*** Task material ***
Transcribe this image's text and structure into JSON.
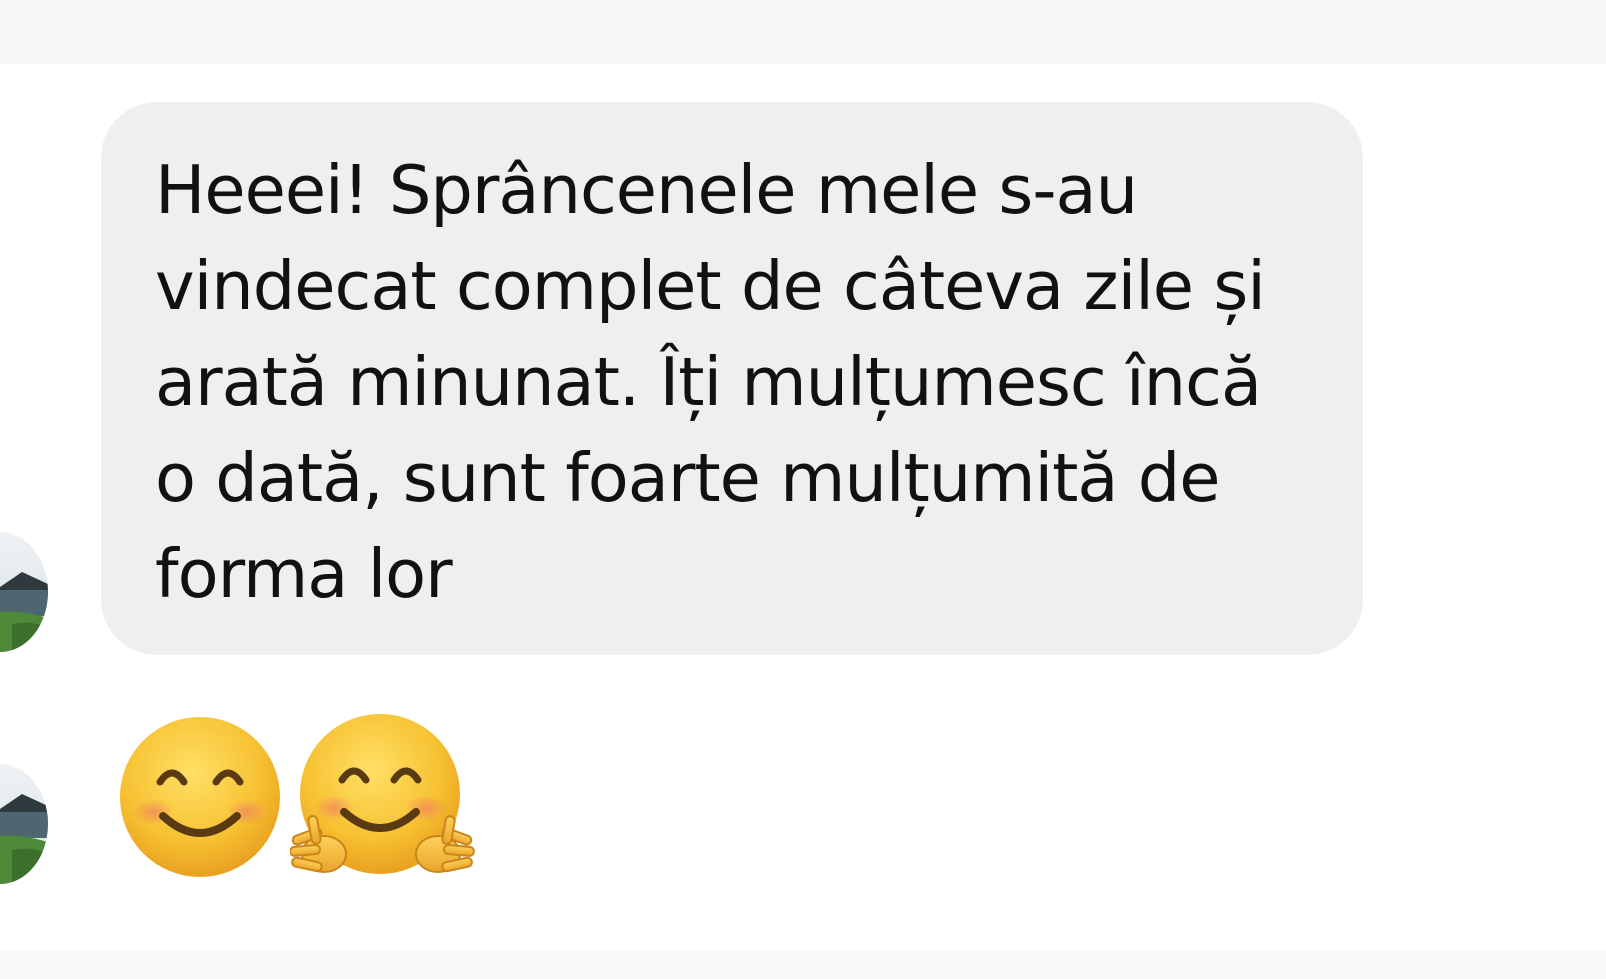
{
  "conversation": {
    "messages": [
      {
        "sender": "contact",
        "type": "text",
        "text": "Heeei! Sprâncenele  mele s-au\nvindecat complet de câteva zile și\narată minunat. Îți mulțumesc încă\no dată, sunt foarte mulțumită de\nforma lor"
      },
      {
        "sender": "contact",
        "type": "emoji",
        "emojis": [
          "smiling-face-with-smiling-eyes",
          "hugging-face"
        ]
      }
    ]
  },
  "colors": {
    "bubble_background": "#efefef",
    "text": "#111111",
    "emoji_face": "#f7c233",
    "emoji_blush": "#f28a5b"
  },
  "icons": {
    "avatar": "landscape-photo-avatar",
    "emoji_1": "smiling-face-with-smiling-eyes",
    "emoji_2": "hugging-face"
  }
}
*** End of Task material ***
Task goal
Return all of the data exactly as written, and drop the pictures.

Answer to the problem
Transcribe this image's text and structure into JSON.
{
  "conversation": {
    "messages": [
      {
        "sender": "contact",
        "type": "text",
        "text": "Heeei! Sprâncenele  mele s-au\nvindecat complet de câteva zile și\narată minunat. Îți mulțumesc încă\no dată, sunt foarte mulțumită de\nforma lor"
      },
      {
        "sender": "contact",
        "type": "emoji",
        "emojis": [
          "smiling-face-with-smiling-eyes",
          "hugging-face"
        ]
      }
    ]
  },
  "colors": {
    "bubble_background": "#efefef",
    "text": "#111111",
    "emoji_face": "#f7c233",
    "emoji_blush": "#f28a5b"
  },
  "icons": {
    "avatar": "landscape-photo-avatar",
    "emoji_1": "smiling-face-with-smiling-eyes",
    "emoji_2": "hugging-face"
  }
}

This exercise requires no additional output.